Copy out each line of the data holding "底薪每小时".
%%
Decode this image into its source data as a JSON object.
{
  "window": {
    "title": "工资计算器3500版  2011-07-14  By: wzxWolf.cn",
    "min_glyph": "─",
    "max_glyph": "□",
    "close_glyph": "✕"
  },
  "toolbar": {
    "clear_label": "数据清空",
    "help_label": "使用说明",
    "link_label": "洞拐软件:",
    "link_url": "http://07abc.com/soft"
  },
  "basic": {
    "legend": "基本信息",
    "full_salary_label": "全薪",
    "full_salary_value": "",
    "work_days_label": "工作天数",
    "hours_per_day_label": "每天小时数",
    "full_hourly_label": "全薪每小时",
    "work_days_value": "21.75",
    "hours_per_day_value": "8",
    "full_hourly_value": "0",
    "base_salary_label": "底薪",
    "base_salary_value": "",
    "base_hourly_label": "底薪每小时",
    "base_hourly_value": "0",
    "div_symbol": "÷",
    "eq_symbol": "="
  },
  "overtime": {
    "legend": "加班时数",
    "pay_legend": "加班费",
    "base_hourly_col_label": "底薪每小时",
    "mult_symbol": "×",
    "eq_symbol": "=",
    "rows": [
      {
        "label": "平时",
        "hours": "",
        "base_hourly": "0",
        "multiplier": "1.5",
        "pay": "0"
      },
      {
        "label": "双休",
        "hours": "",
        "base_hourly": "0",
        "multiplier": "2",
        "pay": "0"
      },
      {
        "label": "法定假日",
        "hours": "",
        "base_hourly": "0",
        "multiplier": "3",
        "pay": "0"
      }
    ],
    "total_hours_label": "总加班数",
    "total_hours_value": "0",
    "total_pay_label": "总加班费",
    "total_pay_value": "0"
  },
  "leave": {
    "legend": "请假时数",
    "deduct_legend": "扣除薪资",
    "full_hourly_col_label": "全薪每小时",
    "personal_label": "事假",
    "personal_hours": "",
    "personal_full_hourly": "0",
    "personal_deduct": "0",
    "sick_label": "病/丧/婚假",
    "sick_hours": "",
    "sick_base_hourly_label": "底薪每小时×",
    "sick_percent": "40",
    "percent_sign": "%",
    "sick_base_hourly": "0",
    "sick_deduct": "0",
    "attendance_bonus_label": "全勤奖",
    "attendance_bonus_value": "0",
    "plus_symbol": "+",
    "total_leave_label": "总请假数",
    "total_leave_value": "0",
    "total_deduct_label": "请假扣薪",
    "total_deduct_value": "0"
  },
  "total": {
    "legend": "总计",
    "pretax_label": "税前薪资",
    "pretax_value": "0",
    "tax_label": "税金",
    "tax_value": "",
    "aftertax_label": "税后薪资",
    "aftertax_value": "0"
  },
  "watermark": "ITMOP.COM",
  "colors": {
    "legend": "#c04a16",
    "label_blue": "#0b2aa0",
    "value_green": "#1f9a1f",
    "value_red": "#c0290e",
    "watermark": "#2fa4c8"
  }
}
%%
● **Result of the task**:
    "base_hourly_label": "底薪每小时",
    "base_hourly_col_label": "底薪每小时",
    "sick_base_hourly_label": "底薪每小时×",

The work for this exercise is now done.